The problem -> Scan the entries below for the word "void" and copy every line where it turns up.

Input records ->
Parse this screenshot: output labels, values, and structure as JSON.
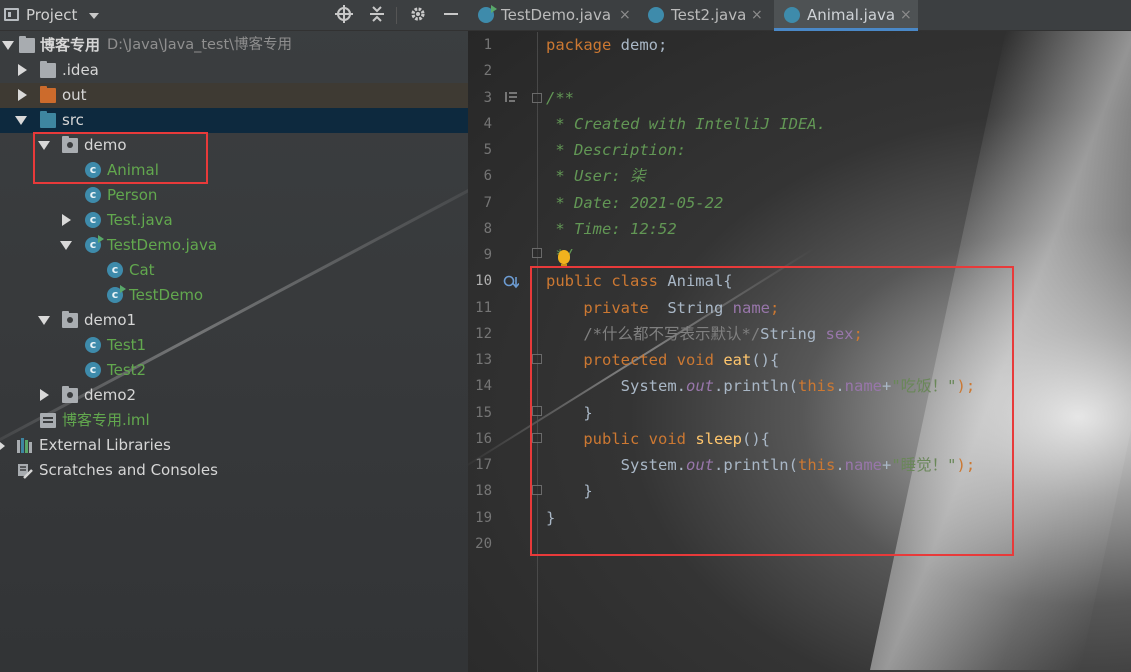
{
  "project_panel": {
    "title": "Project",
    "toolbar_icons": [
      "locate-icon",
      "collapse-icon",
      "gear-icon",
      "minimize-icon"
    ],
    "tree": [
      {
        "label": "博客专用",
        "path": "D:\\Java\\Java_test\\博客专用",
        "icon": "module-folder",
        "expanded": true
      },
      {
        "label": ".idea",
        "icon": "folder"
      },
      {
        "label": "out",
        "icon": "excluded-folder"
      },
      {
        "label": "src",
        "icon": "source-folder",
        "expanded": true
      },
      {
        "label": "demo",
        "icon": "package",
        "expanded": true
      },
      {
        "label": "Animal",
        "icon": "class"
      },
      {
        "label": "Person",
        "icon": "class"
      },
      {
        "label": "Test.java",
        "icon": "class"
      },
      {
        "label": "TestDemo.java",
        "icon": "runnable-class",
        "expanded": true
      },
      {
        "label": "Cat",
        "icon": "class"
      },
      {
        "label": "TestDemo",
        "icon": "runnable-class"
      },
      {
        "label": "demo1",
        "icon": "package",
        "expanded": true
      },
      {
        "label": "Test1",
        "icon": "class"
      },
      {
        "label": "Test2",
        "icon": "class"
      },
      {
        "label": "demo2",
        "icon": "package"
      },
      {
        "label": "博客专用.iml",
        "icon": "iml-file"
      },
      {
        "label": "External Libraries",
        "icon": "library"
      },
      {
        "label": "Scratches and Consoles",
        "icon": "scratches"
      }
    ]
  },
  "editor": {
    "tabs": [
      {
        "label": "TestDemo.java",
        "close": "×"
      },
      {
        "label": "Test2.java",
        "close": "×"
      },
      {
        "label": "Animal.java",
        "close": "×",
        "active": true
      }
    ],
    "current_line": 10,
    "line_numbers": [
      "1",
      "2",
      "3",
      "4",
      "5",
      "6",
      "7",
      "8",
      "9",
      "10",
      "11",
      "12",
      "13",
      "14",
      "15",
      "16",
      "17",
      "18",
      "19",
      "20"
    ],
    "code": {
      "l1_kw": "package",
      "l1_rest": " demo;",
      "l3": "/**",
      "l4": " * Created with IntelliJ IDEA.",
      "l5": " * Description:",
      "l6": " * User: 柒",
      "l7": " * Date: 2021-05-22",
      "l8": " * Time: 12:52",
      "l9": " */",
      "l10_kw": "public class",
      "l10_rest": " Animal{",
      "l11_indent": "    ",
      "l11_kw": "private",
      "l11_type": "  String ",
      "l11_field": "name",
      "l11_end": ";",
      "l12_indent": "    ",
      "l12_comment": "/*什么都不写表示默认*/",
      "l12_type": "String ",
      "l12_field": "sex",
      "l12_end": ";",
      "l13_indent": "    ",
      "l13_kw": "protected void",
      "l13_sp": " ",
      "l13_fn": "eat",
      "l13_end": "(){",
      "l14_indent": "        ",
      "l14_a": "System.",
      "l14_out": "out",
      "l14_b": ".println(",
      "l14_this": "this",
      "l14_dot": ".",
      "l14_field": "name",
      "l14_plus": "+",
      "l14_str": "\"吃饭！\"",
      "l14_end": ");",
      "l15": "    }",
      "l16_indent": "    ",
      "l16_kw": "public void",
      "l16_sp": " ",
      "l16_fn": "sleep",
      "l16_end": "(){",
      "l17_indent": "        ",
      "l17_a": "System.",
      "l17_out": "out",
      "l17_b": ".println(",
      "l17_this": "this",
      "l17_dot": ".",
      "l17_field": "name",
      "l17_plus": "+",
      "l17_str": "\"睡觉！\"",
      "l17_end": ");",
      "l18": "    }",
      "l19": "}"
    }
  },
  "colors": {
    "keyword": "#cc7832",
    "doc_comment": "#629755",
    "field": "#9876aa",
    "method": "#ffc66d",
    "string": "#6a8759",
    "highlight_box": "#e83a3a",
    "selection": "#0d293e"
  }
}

Response ->
      "l13_kw": "protected void",
      "l16_kw": "public void",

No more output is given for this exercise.